Task brief:
Among the entries that follow, find every line with the word "icon" and copy it.

[Collection entries]
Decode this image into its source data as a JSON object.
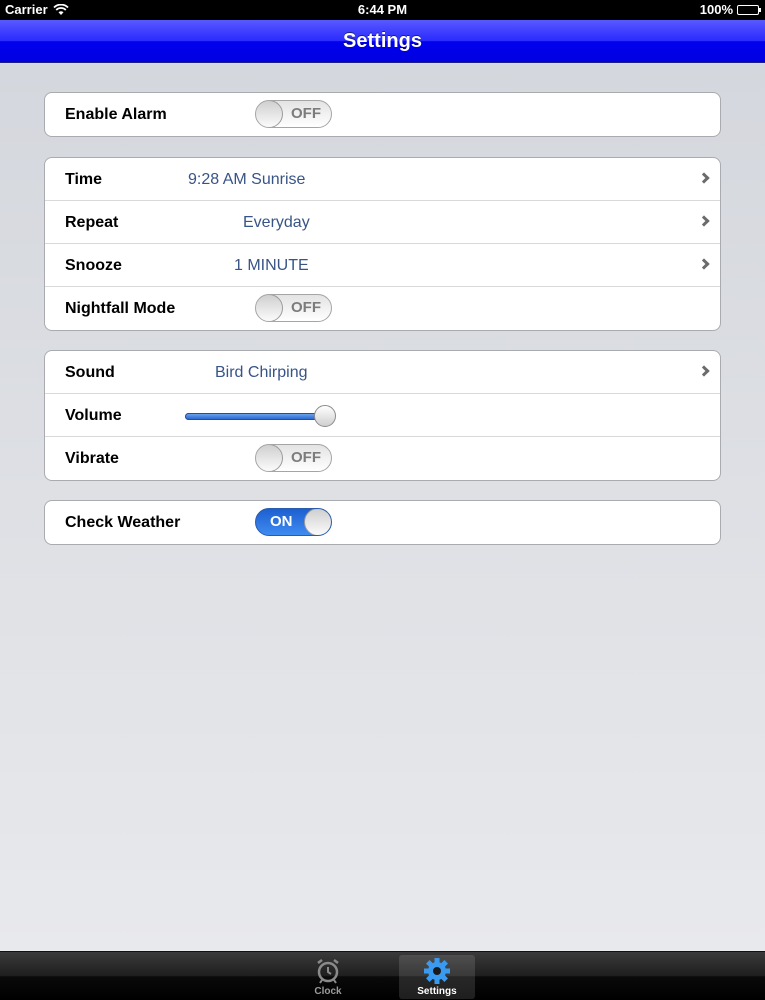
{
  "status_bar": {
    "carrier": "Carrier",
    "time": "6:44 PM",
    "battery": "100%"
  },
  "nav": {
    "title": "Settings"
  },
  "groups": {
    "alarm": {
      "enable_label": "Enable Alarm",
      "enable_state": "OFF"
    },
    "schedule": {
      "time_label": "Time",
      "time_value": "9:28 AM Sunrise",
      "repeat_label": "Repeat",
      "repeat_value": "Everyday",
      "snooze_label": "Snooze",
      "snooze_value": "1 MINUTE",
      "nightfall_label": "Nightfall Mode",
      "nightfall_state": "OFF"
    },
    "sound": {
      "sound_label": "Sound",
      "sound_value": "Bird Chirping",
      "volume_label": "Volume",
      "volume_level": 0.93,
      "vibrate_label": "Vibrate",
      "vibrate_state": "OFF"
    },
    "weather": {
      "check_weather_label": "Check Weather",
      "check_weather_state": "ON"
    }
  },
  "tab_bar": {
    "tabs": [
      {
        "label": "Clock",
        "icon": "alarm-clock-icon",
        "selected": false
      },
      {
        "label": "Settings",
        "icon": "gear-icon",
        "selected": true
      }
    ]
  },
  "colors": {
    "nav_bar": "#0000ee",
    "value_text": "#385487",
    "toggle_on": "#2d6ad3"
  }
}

Response for this exercise:
        "icon": "alarm-clock-icon",
        "icon": "gear-icon",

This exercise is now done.